Tripartite talks between the EU Commission, the European Parliament and the Council of Europe concluded by adding a minimum €200 in extra costs to the Finnish forest industry due to the Sulphur Directive. Source: Timberbiz

“This decision will load a minimum of €200 million ($254 million) in annual extra costs on the Finnish forest industry.

This is equal to the average yearly earnings of more than 5000 forest industry employees,” said Timo Jaatinen, Director General of the Finnish Forest Industries Federation.

The Sulphur Directive will cap the maximum sulphur content of ship fuels at 0.1 per cent as of the beginning of 2015. This restriction will apply in the Baltic Sea, North Sea and the English Channel.

The maximum sulphur content will be reduced to 0.5 per cent in the densely-populated Mediterranean Sea region, and this will only enter into force in 2020.

According to the Finnish Forest Industries Federation the Sulphur Directive is particularly bad for the competitiveness of Finnish companies and distorts competition both within the EU and relative to other countries.
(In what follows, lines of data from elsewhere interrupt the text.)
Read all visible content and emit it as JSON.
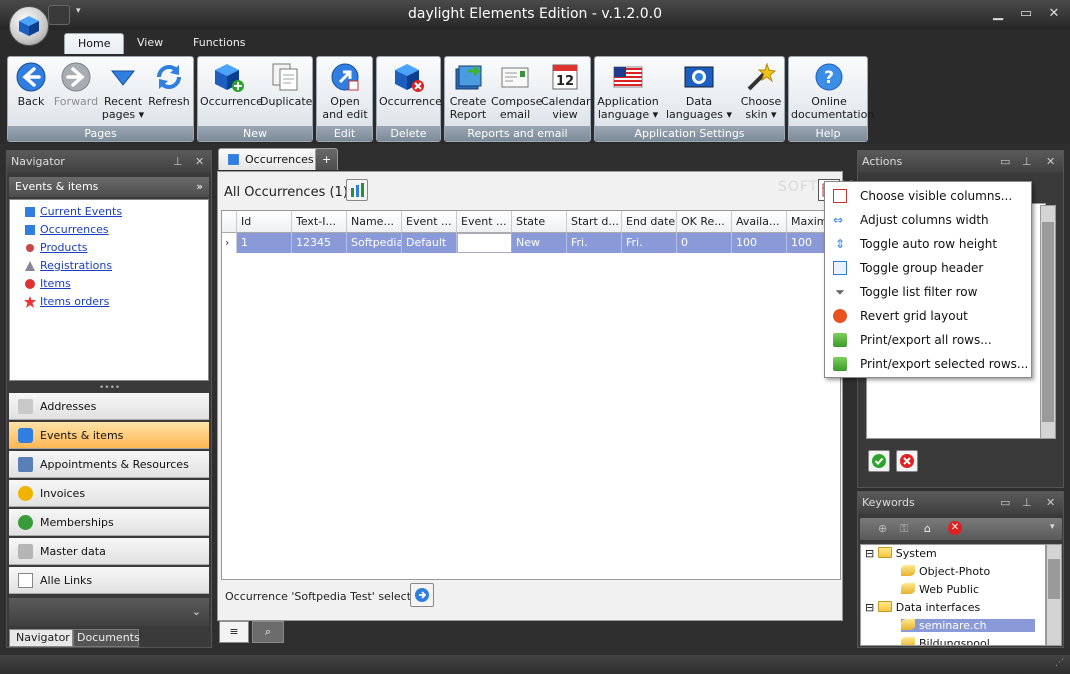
{
  "window": {
    "title": "daylight Elements Edition - v.1.2.0.0"
  },
  "ribbon_tabs": [
    "Home",
    "View",
    "Functions"
  ],
  "ribbon": {
    "pages": {
      "label": "Pages",
      "back": "Back",
      "forward": "Forward",
      "recent_pages": "Recent pages",
      "refresh": "Refresh"
    },
    "new": {
      "label": "New",
      "occurrence": "Occurrence",
      "duplicate": "Duplicate"
    },
    "edit": {
      "label": "Edit",
      "open_and_edit": "Open and edit"
    },
    "delete": {
      "label": "Delete",
      "occurrence": "Occurrence"
    },
    "reports": {
      "label": "Reports and email",
      "create_report": "Create Report",
      "compose_email": "Compose email",
      "calendar_view": "Calendar view",
      "calendar_day": "12"
    },
    "settings": {
      "label": "Application Settings",
      "app_language": "Application language",
      "data_languages": "Data languages",
      "choose_skin": "Choose skin"
    },
    "help": {
      "label": "Help",
      "online_docs": "Online documentation"
    }
  },
  "navigator": {
    "title": "Navigator",
    "section": "Events & items",
    "links": [
      "Current Events",
      "Occurrences",
      "Products",
      "Registrations",
      "Items",
      "Items orders"
    ],
    "buttons": [
      "Addresses",
      "Events & items",
      "Appointments & Resources",
      "Invoices",
      "Memberships",
      "Master data",
      "Alle Links"
    ],
    "bottom_tabs": [
      "Navigator",
      "Documents"
    ]
  },
  "document": {
    "tab": "Occurrences",
    "add_tab": "+",
    "header": "All Occurrences (1)",
    "columns": [
      "Id",
      "Text-I...",
      "Name...",
      "Event ...",
      "Event ...",
      "State",
      "Start d...",
      "End date",
      "OK Re...",
      "Availa...",
      "Maxim..."
    ],
    "rows": [
      [
        "1",
        "12345",
        "Softpedia",
        "Default",
        "",
        "New",
        "Fri.",
        "Fri.",
        "0",
        "100",
        "100"
      ]
    ],
    "status": "Occurrence 'Softpedia Test' selected"
  },
  "context_menu": [
    "Choose visible columns...",
    "Adjust columns width",
    "Toggle auto row height",
    "Toggle group header",
    "Toggle list filter row",
    "Revert grid layout",
    "Print/export all rows...",
    "Print/export selected rows..."
  ],
  "actions": {
    "title": "Actions"
  },
  "keywords": {
    "title": "Keywords",
    "tree": [
      {
        "label": "System",
        "type": "folder"
      },
      {
        "label": "Object-Photo",
        "type": "key"
      },
      {
        "label": "Web Public",
        "type": "key"
      },
      {
        "label": "Data interfaces",
        "type": "folder"
      },
      {
        "label": "seminare.ch",
        "type": "key"
      },
      {
        "label": "Bildungspool",
        "type": "key"
      }
    ]
  },
  "watermark": "SOFTPEDIA"
}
Because of its geographical location, Finland is very dependent on sea transport – more than 90 per cent of the forest industry’s products are exported by ship.

The forest-based sector of Finland faces competition from other countries that are also trying to attract investments and production facilities. An annual extra cost of €200 million poses a serious threat to Finnish factories. 

“Retaining the Finnish export sector’s present level of competitiveness will necessitate substantial compensatory measures to offset the unreasonable extra cost caused by the Sulphur Directive.

“This calls for both EU funding and national compensation. Subsidies for the development and implementation of sulphur-emission-reducing technologies as well as for promoting the adoption of liquefied natural gas in maritime transports will also be needed,” said Jaatinen.